Smith detailed regional implications and U.S. perspectives, insisting that greater efforts be made to cover updates in the United States media. Despite references to Zimbabwe as a previous ‘anchor state,' having a relatively functioning economy, robust civil society, and strong institutions, she maintained, we must now come to accept that transitional democracy can be grossly underestimated in terms of achieving a smooth transition. In the process, we must continue to condemn Mugabe and contemplate possible sanction increases. Smith also pointed out that we must be aware of alternative outcomes, such as an eventual win for the MDC, in which case a plan B would have to be envisaged. The government could come out with greater reprisals than before. Smith emphasized a lack of a ‘Plan B,' so to speak, particularly in regards to the protection of civil society. Africa has always been seen as last priority on the US foreign policy spectrum. President Bush spoke in his National Security Speech in 2002 on how weak states pose greater threats to the international community than strong states, but six years later we still do not have a strategy in dealing with weak and failing states.
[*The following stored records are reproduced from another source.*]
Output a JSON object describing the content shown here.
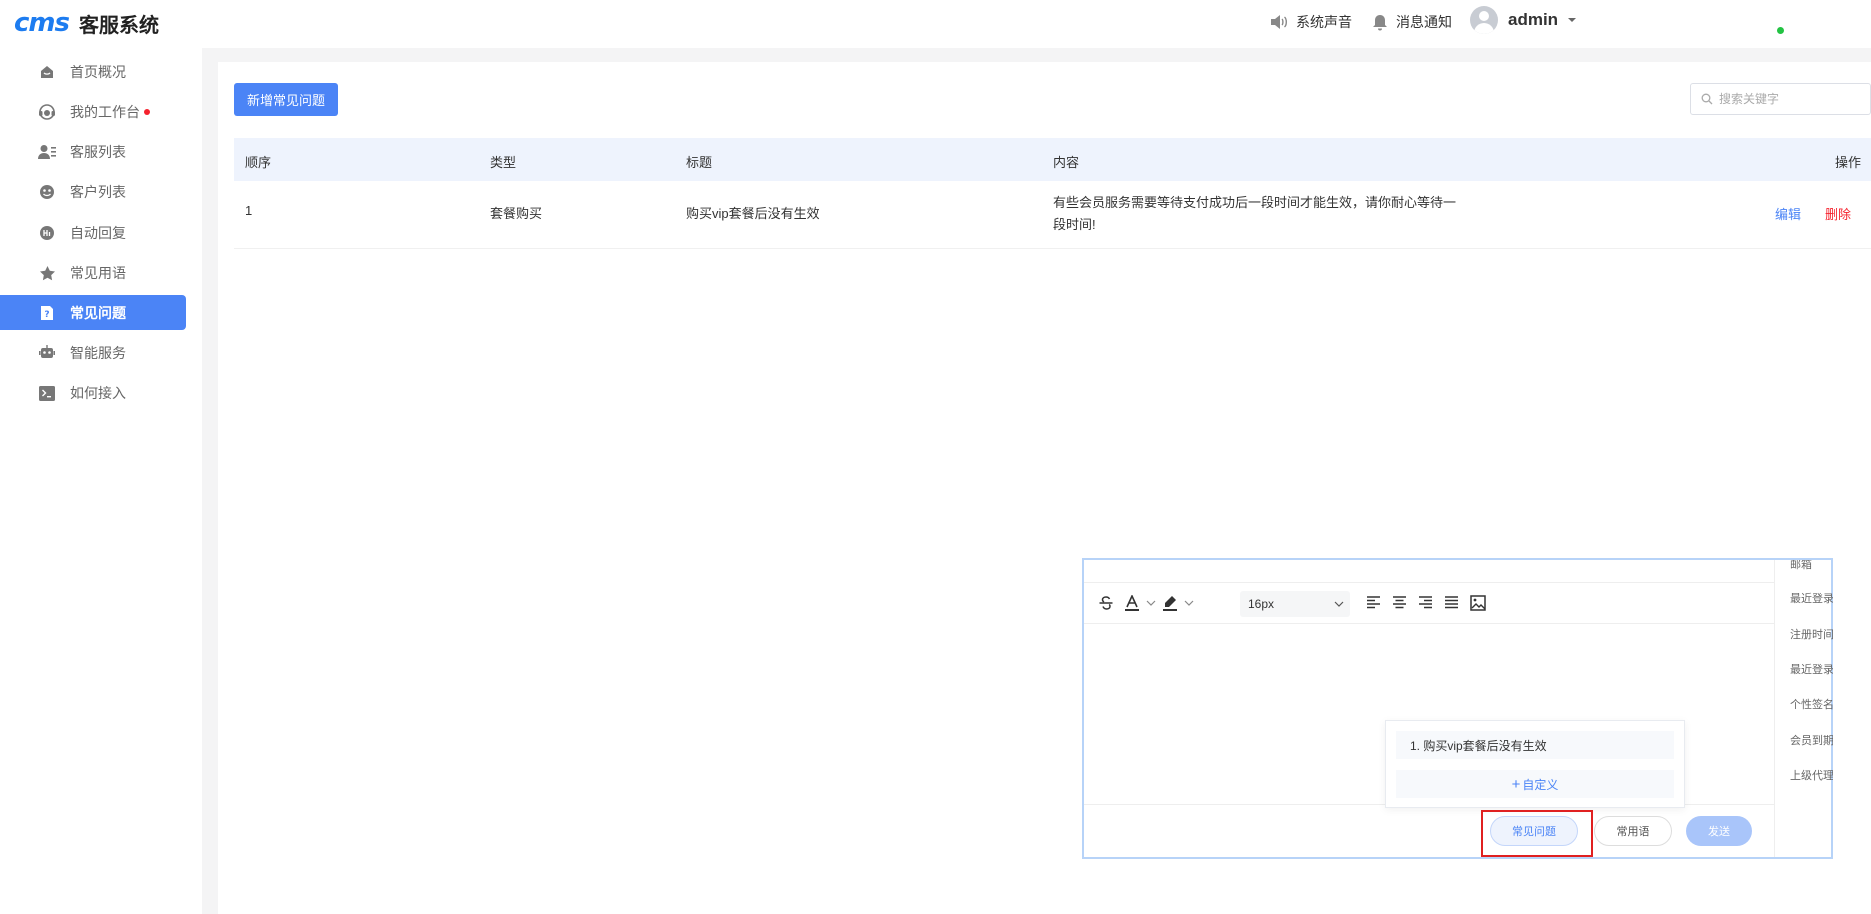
{
  "brand": {
    "logo_mark": "cms",
    "title": "客服系统"
  },
  "header": {
    "sound_label": "系统声音",
    "notify_label": "消息通知",
    "user_name": "admin"
  },
  "sidebar": {
    "items": [
      {
        "label": "首页概况",
        "icon": "home-icon"
      },
      {
        "label": "我的工作台",
        "icon": "headset-icon",
        "badge": true
      },
      {
        "label": "客服列表",
        "icon": "agent-list-icon"
      },
      {
        "label": "客户列表",
        "icon": "customer-icon"
      },
      {
        "label": "自动回复",
        "icon": "auto-reply-icon"
      },
      {
        "label": "常见用语",
        "icon": "star-icon"
      },
      {
        "label": "常见问题",
        "icon": "question-icon",
        "active": true
      },
      {
        "label": "智能服务",
        "icon": "robot-icon"
      },
      {
        "label": "如何接入",
        "icon": "terminal-icon"
      }
    ]
  },
  "toolbar": {
    "add_label": "新增常见问题",
    "search_placeholder": "搜索关键字"
  },
  "table": {
    "columns": [
      "顺序",
      "类型",
      "标题",
      "内容",
      "操作"
    ],
    "rows": [
      {
        "order": "1",
        "type": "套餐购买",
        "title": "购买vip套餐后没有生效",
        "content": "有些会员服务需要等待支付成功后一段时间才能生效，请你耐心等待一段时间!",
        "edit": "编辑",
        "delete": "删除"
      }
    ]
  },
  "editor": {
    "font_size": "16px",
    "info_labels": [
      "邮箱",
      "最近登录",
      "注册时间",
      "最近登录",
      "个性签名",
      "会员到期",
      "上级代理"
    ],
    "faq_popup": {
      "item": "1. 购买vip套餐后没有生效",
      "custom_label": "自定义"
    },
    "buttons": {
      "faq": "常见问题",
      "common": "常用语",
      "send": "发送"
    }
  },
  "colors": {
    "accent": "#4b84f6",
    "danger": "#f5222d",
    "online": "#23c343"
  }
}
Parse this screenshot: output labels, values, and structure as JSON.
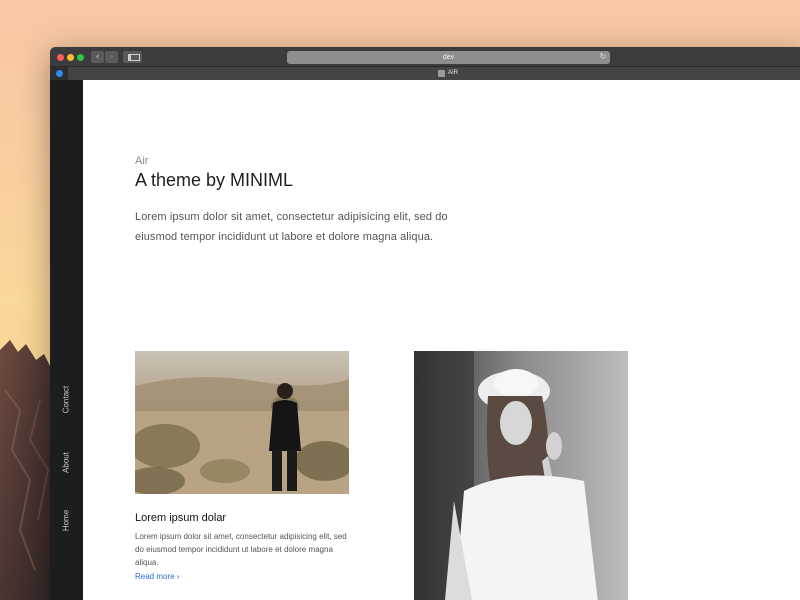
{
  "browser": {
    "url": "dev",
    "tab_title": "AIR",
    "back_glyph": "‹",
    "forward_glyph": "›",
    "reload_glyph": "↻"
  },
  "nav": {
    "items": [
      "Contact",
      "About",
      "Home"
    ]
  },
  "hero": {
    "eyebrow": "Air",
    "title": "A theme by MINIML",
    "text": "Lorem ipsum dolor sit amet, consectetur adipisicing elit, sed do eiusmod tempor incididunt ut labore et dolore magna aliqua."
  },
  "card": {
    "title": "Lorem ipsum dolar",
    "text": "Lorem ipsum dolor sit amet, consectetur adipisicing elit, sed do eiusmod tempor incididunt ut labore et dolore magna aliqua.",
    "link": "Read more ›"
  },
  "icons": {
    "back": "chevron-left-icon",
    "forward": "chevron-right-icon",
    "sidebar": "sidebar-icon",
    "reload": "reload-icon"
  },
  "colors": {
    "accent_link": "#2b6fcf",
    "nav_bg": "#1c1d1f",
    "titlebar_bg": "#3c3c3e"
  }
}
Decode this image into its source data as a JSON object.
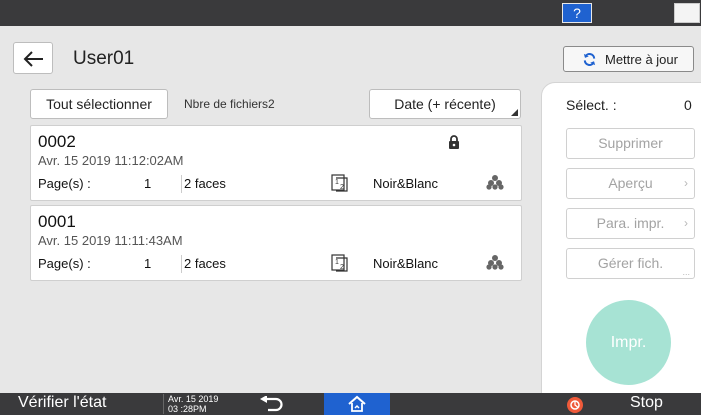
{
  "topbar": {
    "help_label": "?",
    "help_icon": "question-icon",
    "night_icon": "moon-icon",
    "accent": "#1f62d0"
  },
  "header": {
    "title": "User01",
    "back_icon": "back-arrow-icon",
    "refresh_label": "Mettre à jour",
    "refresh_icon": "refresh-icon",
    "refresh_color": "#1f62d0"
  },
  "toolbar": {
    "select_all_label": "Tout sélectionner",
    "file_count": "Nbre de fichiers2",
    "sort_label": "Date (+ récente)"
  },
  "files": [
    {
      "name": "0002",
      "date": "Avr. 15 2019 11:12:02AM",
      "pages_label": "Page(s) :",
      "pages": "1",
      "sides": "2 faces",
      "color_mode": "Noir&Blanc",
      "locked": true
    },
    {
      "name": "0001",
      "date": "Avr. 15 2019 11:11:43AM",
      "pages_label": "Page(s) :",
      "pages": "1",
      "sides": "2 faces",
      "color_mode": "Noir&Blanc",
      "locked": false
    }
  ],
  "side_panel": {
    "select_label": "Sélect. :",
    "select_count": "0",
    "delete_label": "Supprimer",
    "preview_label": "Aperçu",
    "print_settings_label": "Para. impr.",
    "manage_label": "Gérer fich.",
    "print_label": "Impr.",
    "print_color": "#a7e3d4"
  },
  "bottombar": {
    "check_status_label": "Vérifier l'état",
    "clock_date": "Avr. 15 2019",
    "clock_time": "03 :28PM",
    "stop_label": "Stop",
    "stop_color": "#ef5a3a"
  }
}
Zimbabwe has been declining for fifteen years under an oppressive Mugabe stronghold. American diplomacy has tended to assume that African blocs like the African Union and SADC hold monolithic views. Our diplomacy has ignored divergent opinions of the Southern African community, resulting in a tragically inefficient strategy to aid the crisis. Regardless, this situation has exposed the fragility of southern African politics. The international community's silence when it comes to condemning Mugabe simply reinforces the message that there is "no serious issue."
Drafted by Molly Wilkin, Intern, and Mame-Khady Diouf, Program Assistant, Africa Program